Problem to solve.
Using the data below, determine the number of lines that include the string "JSON". Write only that number.

Task input.
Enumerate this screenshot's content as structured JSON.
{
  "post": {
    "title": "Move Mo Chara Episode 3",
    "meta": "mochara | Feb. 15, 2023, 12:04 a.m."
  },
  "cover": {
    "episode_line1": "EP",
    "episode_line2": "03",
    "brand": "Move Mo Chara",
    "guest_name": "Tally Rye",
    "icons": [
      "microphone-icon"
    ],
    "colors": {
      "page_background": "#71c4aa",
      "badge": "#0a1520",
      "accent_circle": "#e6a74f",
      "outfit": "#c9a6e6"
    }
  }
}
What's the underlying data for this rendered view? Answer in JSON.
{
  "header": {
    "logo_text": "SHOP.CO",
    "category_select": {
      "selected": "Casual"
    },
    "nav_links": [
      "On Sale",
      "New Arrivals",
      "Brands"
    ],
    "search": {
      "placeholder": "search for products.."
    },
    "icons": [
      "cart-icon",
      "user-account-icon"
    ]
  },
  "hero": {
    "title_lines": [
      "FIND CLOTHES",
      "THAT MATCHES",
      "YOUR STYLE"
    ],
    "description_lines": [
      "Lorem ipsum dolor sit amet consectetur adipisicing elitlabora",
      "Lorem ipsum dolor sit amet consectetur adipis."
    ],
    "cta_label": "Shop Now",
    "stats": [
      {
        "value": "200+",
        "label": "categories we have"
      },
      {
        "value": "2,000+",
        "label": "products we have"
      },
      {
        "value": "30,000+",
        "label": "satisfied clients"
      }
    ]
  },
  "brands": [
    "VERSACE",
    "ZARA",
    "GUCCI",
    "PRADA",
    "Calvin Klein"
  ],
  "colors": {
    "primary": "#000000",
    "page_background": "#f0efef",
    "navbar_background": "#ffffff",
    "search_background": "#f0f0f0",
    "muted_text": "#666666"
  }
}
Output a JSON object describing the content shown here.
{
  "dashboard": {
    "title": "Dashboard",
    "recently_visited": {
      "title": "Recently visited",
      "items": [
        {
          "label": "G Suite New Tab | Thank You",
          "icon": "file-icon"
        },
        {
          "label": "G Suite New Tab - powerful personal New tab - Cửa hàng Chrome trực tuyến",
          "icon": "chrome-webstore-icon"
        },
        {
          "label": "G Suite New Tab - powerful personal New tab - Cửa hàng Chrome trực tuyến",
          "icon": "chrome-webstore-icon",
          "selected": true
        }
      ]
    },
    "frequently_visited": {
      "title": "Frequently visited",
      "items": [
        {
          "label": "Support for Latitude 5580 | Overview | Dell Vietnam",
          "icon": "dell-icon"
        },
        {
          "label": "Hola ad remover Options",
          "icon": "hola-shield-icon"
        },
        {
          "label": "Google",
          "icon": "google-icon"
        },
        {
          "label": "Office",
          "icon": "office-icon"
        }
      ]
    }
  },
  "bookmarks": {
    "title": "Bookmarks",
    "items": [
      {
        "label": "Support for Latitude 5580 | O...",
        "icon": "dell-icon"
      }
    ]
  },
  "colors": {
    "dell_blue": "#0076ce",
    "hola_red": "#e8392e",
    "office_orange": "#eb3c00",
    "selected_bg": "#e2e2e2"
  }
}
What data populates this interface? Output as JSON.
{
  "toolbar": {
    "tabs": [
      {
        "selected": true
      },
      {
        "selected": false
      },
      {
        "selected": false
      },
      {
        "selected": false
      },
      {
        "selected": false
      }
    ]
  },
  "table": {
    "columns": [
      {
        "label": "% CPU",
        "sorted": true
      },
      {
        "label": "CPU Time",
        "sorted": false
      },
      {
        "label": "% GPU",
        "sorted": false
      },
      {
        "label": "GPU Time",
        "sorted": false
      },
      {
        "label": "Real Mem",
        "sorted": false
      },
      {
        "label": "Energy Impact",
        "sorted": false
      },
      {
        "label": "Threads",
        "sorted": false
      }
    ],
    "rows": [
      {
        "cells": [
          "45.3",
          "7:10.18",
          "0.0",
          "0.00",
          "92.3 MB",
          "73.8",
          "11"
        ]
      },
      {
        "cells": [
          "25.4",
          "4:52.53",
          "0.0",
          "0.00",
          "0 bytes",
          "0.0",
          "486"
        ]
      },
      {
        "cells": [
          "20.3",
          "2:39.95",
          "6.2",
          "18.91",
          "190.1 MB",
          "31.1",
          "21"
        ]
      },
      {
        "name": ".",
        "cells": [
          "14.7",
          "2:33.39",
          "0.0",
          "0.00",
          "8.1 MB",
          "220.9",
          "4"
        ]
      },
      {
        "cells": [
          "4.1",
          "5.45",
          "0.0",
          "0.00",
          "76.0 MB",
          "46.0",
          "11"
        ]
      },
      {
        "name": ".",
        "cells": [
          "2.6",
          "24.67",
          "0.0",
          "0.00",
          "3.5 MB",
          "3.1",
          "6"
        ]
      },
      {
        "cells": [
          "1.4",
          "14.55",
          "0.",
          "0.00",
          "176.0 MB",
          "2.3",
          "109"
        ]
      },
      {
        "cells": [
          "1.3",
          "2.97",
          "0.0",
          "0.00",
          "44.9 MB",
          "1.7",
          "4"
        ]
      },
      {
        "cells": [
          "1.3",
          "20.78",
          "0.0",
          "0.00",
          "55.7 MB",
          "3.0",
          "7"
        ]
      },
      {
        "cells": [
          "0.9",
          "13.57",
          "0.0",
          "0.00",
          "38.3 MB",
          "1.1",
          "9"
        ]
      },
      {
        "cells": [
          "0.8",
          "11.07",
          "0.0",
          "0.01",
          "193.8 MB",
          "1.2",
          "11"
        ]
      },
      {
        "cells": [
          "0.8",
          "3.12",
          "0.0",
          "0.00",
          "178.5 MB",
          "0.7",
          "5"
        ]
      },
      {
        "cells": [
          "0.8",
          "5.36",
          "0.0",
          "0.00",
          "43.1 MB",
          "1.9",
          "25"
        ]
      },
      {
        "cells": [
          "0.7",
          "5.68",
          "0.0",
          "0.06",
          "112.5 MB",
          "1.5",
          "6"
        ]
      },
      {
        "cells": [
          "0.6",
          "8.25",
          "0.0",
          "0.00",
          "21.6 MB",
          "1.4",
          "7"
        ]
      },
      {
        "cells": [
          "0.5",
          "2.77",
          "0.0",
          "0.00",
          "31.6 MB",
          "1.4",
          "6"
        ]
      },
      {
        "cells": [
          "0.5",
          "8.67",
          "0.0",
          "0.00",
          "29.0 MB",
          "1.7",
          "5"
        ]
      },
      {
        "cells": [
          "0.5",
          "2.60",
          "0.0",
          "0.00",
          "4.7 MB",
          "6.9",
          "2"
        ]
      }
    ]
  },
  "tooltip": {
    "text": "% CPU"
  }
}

Reply.
4